[Start of Attachment]

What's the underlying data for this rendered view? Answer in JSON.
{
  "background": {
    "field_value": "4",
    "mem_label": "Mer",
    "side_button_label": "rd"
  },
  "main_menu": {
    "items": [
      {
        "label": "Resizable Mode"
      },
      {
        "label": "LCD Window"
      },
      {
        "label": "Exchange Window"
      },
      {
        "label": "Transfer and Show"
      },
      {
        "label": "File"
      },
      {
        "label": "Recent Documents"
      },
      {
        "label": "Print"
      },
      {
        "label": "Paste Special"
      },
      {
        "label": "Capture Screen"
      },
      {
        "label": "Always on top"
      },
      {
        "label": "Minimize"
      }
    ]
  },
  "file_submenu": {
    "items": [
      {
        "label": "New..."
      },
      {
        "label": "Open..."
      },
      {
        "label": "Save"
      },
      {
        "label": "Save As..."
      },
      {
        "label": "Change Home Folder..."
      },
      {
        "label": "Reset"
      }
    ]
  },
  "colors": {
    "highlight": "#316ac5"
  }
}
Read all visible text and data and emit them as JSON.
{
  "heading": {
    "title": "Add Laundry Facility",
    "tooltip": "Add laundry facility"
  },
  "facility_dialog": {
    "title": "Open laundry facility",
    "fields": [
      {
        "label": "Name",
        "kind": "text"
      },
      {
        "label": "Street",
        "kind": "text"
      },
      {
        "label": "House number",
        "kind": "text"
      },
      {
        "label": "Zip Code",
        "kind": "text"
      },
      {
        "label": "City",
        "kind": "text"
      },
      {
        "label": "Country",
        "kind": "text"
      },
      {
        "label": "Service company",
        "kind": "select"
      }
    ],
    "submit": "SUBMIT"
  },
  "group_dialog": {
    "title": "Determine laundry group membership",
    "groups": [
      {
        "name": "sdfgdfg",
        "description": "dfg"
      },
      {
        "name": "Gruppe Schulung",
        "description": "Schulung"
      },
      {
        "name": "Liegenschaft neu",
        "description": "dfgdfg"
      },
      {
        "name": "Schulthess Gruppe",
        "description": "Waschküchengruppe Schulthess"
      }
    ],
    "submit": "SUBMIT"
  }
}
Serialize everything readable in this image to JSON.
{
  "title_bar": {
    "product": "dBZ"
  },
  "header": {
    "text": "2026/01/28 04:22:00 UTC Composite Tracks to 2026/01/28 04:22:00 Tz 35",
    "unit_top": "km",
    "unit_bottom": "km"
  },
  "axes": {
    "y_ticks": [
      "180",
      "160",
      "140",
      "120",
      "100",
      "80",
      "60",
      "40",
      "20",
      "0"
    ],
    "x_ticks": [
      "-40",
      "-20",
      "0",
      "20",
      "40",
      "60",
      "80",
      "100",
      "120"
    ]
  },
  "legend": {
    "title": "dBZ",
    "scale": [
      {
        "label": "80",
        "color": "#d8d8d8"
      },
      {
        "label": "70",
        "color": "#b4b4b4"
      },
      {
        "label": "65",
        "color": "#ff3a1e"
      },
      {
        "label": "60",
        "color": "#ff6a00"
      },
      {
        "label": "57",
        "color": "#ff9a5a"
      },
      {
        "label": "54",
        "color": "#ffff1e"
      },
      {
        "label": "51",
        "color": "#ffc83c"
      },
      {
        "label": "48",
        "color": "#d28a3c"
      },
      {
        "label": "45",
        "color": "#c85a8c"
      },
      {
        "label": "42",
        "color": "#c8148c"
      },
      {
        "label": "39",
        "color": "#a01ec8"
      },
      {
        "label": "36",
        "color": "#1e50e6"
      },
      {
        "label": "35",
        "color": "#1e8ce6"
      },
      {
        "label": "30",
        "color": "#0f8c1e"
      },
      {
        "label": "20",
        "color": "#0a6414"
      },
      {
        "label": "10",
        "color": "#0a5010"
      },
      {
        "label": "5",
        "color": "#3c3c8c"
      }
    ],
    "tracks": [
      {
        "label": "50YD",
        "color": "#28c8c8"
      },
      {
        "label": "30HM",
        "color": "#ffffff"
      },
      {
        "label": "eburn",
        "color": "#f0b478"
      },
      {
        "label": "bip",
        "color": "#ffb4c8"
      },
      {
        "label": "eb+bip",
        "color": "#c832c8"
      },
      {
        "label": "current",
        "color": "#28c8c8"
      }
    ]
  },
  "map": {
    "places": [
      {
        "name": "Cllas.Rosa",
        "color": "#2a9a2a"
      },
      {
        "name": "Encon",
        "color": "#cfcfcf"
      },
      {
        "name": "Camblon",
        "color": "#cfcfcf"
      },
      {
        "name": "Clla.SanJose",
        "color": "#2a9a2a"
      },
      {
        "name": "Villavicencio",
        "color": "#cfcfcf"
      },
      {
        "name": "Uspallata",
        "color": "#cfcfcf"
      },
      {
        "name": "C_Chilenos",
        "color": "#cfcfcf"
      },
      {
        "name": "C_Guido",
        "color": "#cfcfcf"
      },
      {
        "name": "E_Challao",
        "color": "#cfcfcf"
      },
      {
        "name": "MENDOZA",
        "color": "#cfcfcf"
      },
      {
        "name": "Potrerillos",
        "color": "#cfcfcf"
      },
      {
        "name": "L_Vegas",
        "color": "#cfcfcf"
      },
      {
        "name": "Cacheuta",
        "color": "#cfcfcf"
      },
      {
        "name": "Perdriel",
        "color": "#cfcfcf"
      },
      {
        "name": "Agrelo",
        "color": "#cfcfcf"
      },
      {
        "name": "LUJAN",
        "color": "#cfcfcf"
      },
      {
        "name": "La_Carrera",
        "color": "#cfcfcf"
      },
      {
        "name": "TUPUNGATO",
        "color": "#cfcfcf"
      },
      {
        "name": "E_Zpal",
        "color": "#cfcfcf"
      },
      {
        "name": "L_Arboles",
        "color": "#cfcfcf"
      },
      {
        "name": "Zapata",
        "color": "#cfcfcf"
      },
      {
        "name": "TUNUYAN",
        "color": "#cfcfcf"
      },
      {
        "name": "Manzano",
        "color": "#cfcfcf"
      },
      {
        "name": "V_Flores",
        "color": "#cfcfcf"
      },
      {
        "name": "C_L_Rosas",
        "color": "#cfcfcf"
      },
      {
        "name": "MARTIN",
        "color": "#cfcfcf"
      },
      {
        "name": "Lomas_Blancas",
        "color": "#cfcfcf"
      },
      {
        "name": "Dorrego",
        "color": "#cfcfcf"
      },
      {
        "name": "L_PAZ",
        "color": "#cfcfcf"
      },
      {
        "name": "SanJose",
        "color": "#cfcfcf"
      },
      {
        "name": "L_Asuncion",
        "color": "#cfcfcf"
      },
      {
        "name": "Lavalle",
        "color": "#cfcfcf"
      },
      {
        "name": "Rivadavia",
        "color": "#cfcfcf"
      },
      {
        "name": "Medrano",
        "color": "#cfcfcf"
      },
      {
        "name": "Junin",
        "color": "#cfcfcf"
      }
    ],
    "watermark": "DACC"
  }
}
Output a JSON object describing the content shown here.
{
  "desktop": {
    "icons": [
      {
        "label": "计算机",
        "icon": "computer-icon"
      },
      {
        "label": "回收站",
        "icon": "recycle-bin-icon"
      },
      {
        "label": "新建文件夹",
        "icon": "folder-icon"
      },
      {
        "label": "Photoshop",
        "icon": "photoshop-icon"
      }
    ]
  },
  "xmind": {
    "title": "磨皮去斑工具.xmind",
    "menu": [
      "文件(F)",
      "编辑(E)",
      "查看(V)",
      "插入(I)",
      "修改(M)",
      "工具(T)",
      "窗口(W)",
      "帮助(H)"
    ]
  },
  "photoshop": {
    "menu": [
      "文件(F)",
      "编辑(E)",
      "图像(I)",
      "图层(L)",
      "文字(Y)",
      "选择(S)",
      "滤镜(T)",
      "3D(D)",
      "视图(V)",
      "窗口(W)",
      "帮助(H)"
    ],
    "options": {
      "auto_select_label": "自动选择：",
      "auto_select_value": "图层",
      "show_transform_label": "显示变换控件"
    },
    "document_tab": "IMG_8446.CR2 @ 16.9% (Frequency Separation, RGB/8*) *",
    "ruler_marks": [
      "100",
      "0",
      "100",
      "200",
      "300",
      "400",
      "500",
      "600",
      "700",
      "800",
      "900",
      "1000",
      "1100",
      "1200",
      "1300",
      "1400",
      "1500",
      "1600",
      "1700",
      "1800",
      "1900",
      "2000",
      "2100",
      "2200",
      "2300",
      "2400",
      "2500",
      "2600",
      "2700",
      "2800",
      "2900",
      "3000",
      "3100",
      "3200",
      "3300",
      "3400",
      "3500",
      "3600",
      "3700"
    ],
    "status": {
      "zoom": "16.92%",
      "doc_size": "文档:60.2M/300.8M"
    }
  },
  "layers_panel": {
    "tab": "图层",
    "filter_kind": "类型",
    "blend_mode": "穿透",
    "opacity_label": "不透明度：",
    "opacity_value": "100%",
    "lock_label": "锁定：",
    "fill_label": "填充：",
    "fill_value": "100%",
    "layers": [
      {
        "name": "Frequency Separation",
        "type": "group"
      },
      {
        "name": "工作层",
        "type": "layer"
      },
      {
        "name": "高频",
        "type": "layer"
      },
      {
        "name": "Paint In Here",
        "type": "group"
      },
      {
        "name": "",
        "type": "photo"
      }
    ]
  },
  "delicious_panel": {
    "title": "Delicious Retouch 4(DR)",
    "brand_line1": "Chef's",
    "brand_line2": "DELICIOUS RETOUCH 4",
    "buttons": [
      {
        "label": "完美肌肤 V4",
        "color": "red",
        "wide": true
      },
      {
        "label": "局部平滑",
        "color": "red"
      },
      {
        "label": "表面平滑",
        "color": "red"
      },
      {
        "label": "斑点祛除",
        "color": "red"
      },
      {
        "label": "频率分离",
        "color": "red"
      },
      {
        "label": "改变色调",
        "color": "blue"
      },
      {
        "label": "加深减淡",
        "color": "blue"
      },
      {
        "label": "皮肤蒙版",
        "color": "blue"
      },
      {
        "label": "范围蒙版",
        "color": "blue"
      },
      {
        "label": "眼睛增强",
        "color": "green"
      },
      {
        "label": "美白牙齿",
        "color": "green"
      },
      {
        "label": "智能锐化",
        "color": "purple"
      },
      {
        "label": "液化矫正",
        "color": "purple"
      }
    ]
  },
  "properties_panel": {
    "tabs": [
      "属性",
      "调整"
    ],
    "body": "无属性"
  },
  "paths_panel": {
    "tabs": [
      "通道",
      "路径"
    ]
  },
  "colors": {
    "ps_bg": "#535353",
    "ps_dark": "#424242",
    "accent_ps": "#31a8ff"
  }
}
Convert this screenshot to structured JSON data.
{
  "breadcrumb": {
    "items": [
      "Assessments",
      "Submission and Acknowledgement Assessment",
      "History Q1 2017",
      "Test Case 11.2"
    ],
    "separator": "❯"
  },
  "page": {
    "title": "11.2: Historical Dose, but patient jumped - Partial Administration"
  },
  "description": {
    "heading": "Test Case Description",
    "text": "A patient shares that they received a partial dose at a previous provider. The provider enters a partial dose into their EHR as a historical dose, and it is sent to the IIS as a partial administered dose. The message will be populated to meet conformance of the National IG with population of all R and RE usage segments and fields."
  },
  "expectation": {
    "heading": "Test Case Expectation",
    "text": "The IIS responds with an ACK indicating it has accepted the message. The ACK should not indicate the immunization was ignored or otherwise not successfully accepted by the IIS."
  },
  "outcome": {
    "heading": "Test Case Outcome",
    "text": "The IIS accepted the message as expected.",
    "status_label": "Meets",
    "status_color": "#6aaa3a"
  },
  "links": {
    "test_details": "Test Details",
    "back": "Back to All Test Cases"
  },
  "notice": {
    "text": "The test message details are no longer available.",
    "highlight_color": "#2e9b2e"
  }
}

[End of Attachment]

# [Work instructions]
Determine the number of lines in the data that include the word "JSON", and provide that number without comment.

# [Solution to this problem]
5